• PROMPT: This task calls for every entry below to be repeated exactly.

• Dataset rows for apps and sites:
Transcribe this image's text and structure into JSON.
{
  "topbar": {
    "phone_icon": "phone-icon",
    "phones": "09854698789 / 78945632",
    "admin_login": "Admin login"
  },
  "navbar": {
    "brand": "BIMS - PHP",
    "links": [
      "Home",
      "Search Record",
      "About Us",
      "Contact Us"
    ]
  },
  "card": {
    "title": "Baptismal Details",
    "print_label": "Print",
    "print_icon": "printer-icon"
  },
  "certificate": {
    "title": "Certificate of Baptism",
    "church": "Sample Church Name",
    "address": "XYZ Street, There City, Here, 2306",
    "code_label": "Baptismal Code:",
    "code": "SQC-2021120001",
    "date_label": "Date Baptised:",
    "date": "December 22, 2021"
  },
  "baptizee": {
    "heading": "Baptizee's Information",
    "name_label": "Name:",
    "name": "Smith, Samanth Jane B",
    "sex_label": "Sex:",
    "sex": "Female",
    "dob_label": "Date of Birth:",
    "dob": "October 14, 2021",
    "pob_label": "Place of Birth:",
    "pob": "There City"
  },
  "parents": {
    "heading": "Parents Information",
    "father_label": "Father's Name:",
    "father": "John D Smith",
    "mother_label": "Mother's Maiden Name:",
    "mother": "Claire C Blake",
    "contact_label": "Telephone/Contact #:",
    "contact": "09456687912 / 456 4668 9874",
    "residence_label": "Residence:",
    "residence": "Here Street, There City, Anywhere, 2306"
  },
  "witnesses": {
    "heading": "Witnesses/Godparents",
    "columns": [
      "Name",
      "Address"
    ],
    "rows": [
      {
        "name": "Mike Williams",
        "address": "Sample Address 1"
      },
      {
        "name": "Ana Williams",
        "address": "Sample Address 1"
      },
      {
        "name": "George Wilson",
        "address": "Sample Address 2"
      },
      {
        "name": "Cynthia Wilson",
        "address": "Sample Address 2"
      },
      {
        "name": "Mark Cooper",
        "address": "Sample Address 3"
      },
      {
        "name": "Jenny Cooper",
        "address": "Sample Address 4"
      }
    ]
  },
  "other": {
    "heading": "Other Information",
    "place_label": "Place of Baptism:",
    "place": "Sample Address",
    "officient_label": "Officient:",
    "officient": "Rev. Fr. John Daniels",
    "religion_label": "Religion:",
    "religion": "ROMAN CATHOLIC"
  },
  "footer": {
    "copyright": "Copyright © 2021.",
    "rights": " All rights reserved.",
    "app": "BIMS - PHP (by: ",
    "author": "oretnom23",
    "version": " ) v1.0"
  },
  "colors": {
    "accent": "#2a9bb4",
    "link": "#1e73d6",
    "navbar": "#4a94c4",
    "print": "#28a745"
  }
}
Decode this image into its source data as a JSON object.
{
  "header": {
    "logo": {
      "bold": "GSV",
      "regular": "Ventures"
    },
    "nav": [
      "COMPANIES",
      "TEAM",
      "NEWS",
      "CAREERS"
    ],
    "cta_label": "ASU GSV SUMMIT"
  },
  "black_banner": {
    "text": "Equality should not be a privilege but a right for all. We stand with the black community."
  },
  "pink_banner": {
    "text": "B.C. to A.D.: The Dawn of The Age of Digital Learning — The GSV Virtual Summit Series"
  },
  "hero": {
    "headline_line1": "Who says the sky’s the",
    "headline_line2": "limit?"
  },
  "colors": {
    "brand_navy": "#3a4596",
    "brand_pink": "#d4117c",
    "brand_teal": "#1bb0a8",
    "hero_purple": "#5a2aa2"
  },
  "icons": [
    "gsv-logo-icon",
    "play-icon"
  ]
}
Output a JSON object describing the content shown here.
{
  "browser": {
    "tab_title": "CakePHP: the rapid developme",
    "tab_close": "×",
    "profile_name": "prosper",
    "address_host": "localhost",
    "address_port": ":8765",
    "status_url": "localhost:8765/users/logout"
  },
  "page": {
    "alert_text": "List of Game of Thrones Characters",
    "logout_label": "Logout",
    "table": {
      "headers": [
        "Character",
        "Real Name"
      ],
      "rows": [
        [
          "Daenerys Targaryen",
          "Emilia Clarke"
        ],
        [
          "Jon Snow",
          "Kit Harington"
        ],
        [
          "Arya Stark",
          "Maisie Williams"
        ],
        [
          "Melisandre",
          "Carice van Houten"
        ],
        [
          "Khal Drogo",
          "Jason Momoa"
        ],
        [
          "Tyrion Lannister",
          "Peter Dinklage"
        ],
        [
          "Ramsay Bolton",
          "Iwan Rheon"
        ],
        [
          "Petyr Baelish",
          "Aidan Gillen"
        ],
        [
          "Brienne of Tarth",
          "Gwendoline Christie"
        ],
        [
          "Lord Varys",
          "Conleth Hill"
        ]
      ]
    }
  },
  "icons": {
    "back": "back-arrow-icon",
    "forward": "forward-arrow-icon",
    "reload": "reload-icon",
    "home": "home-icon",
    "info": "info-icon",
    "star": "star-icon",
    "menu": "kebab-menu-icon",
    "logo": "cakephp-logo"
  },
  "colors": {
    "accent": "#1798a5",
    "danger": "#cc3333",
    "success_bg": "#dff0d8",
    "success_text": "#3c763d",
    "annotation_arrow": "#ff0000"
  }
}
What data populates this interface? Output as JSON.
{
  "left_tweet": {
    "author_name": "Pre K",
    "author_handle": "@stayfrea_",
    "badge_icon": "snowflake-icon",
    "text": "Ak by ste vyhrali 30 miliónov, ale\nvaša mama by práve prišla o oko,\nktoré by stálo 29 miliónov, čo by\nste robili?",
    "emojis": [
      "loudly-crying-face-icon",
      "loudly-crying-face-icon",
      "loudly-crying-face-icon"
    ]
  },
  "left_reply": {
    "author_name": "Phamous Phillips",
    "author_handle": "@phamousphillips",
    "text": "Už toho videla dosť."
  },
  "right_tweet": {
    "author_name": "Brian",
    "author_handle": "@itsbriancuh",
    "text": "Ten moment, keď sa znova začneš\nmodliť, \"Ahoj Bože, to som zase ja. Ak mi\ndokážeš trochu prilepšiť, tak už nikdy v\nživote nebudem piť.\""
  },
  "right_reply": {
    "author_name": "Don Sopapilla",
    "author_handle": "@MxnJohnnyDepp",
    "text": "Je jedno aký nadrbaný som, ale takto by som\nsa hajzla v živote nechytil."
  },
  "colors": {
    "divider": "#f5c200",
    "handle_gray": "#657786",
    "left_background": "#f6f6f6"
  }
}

• TASK ANSWER:
Transcribe this image's text and structure into JSON.
{
  "topbar": {
    "phone_icon": "phone-icon",
    "phones": "09854698789 / 78945632",
    "admin_login": "Admin login"
  },
  "navbar": {
    "brand": "BIMS - PHP",
    "links": [
      "Home",
      "Search Record",
      "About Us",
      "Contact Us"
    ]
  },
  "card": {
    "title": "Baptismal Details",
    "print_label": "Print",
    "print_icon": "printer-icon"
  },
  "certificate": {
    "title": "Certificate of Baptism",
    "church": "Sample Church Name",
    "address": "XYZ Street, There City, Here, 2306",
    "code_label": "Baptismal Code:",
    "code": "SQC-2021120001",
    "date_label": "Date Baptised:",
    "date": "December 22, 2021"
  },
  "baptizee": {
    "heading": "Baptizee's Information",
    "name_label": "Name:",
    "name": "Smith, Samanth Jane B",
    "sex_label": "Sex:",
    "sex": "Female",
    "dob_label": "Date of Birth:",
    "dob": "October 14, 2021",
    "pob_label": "Place of Birth:",
    "pob": "There City"
  },
  "parents": {
    "heading": "Parents Information",
    "father_label": "Father's Name:",
    "father": "John D Smith",
    "mother_label": "Mother's Maiden Name:",
    "mother": "Claire C Blake",
    "contact_label": "Telephone/Contact #:",
    "contact": "09456687912 / 456 4668 9874",
    "residence_label": "Residence:",
    "residence": "Here Street, There City, Anywhere, 2306"
  },
  "witnesses": {
    "heading": "Witnesses/Godparents",
    "columns": [
      "Name",
      "Address"
    ],
    "rows": [
      {
        "name": "Mike Williams",
        "address": "Sample Address 1"
      },
      {
        "name": "Ana Williams",
        "address": "Sample Address 1"
      },
      {
        "name": "George Wilson",
        "address": "Sample Address 2"
      },
      {
        "name": "Cynthia Wilson",
        "address": "Sample Address 2"
      },
      {
        "name": "Mark Cooper",
        "address": "Sample Address 3"
      },
      {
        "name": "Jenny Cooper",
        "address": "Sample Address 4"
      }
    ]
  },
  "other": {
    "heading": "Other Information",
    "place_label": "Place of Baptism:",
    "place": "Sample Address",
    "officient_label": "Officient:",
    "officient": "Rev. Fr. John Daniels",
    "religion_label": "Religion:",
    "religion": "ROMAN CATHOLIC"
  },
  "footer": {
    "copyright": "Copyright © 2021.",
    "rights": " All rights reserved.",
    "app": "BIMS - PHP (by: ",
    "author": "oretnom23",
    "version": " ) v1.0"
  },
  "colors": {
    "accent": "#2a9bb4",
    "link": "#1e73d6",
    "navbar": "#4a94c4",
    "print": "#28a745"
  }
}
Decode this image into its source data as a JSON object.
{
  "header": {
    "logo": {
      "bold": "GSV",
      "regular": "Ventures"
    },
    "nav": [
      "COMPANIES",
      "TEAM",
      "NEWS",
      "CAREERS"
    ],
    "cta_label": "ASU GSV SUMMIT"
  },
  "black_banner": {
    "text": "Equality should not be a privilege but a right for all. We stand with the black community."
  },
  "pink_banner": {
    "text": "B.C. to A.D.: The Dawn of The Age of Digital Learning — The GSV Virtual Summit Series"
  },
  "hero": {
    "headline_line1": "Who says the sky’s the",
    "headline_line2": "limit?"
  },
  "colors": {
    "brand_navy": "#3a4596",
    "brand_pink": "#d4117c",
    "brand_teal": "#1bb0a8",
    "hero_purple": "#5a2aa2"
  },
  "icons": [
    "gsv-logo-icon",
    "play-icon"
  ]
}
Output a JSON object describing the content shown here.
{
  "browser": {
    "tab_title": "CakePHP: the rapid developme",
    "tab_close": "×",
    "profile_name": "prosper",
    "address_host": "localhost",
    "address_port": ":8765",
    "status_url": "localhost:8765/users/logout"
  },
  "page": {
    "alert_text": "List of Game of Thrones Characters",
    "logout_label": "Logout",
    "table": {
      "headers": [
        "Character",
        "Real Name"
      ],
      "rows": [
        [
          "Daenerys Targaryen",
          "Emilia Clarke"
        ],
        [
          "Jon Snow",
          "Kit Harington"
        ],
        [
          "Arya Stark",
          "Maisie Williams"
        ],
        [
          "Melisandre",
          "Carice van Houten"
        ],
        [
          "Khal Drogo",
          "Jason Momoa"
        ],
        [
          "Tyrion Lannister",
          "Peter Dinklage"
        ],
        [
          "Ramsay Bolton",
          "Iwan Rheon"
        ],
        [
          "Petyr Baelish",
          "Aidan Gillen"
        ],
        [
          "Brienne of Tarth",
          "Gwendoline Christie"
        ],
        [
          "Lord Varys",
          "Conleth Hill"
        ]
      ]
    }
  },
  "icons": {
    "back": "back-arrow-icon",
    "forward": "forward-arrow-icon",
    "reload": "reload-icon",
    "home": "home-icon",
    "info": "info-icon",
    "star": "star-icon",
    "menu": "kebab-menu-icon",
    "logo": "cakephp-logo"
  },
  "colors": {
    "accent": "#1798a5",
    "danger": "#cc3333",
    "success_bg": "#dff0d8",
    "success_text": "#3c763d",
    "annotation_arrow": "#ff0000"
  }
}
What data populates this interface? Output as JSON.
{
  "left_tweet": {
    "author_name": "Pre K",
    "author_handle": "@stayfrea_",
    "badge_icon": "snowflake-icon",
    "text": "Ak by ste vyhrali 30 miliónov, ale\nvaša mama by práve prišla o oko,\nktoré by stálo 29 miliónov, čo by\nste robili?",
    "emojis": [
      "loudly-crying-face-icon",
      "loudly-crying-face-icon",
      "loudly-crying-face-icon"
    ]
  },
  "left_reply": {
    "author_name": "Phamous Phillips",
    "author_handle": "@phamousphillips",
    "text": "Už toho videla dosť."
  },
  "right_tweet": {
    "author_name": "Brian",
    "author_handle": "@itsbriancuh",
    "text": "Ten moment, keď sa znova začneš\nmodliť, \"Ahoj Bože, to som zase ja. Ak mi\ndokážeš trochu prilepšiť, tak už nikdy v\nživote nebudem piť.\""
  },
  "right_reply": {
    "author_name": "Don Sopapilla",
    "author_handle": "@MxnJohnnyDepp",
    "text": "Je jedno aký nadrbaný som, ale takto by som\nsa hajzla v živote nechytil."
  },
  "colors": {
    "divider": "#f5c200",
    "handle_gray": "#657786",
    "left_background": "#f6f6f6"
  }
}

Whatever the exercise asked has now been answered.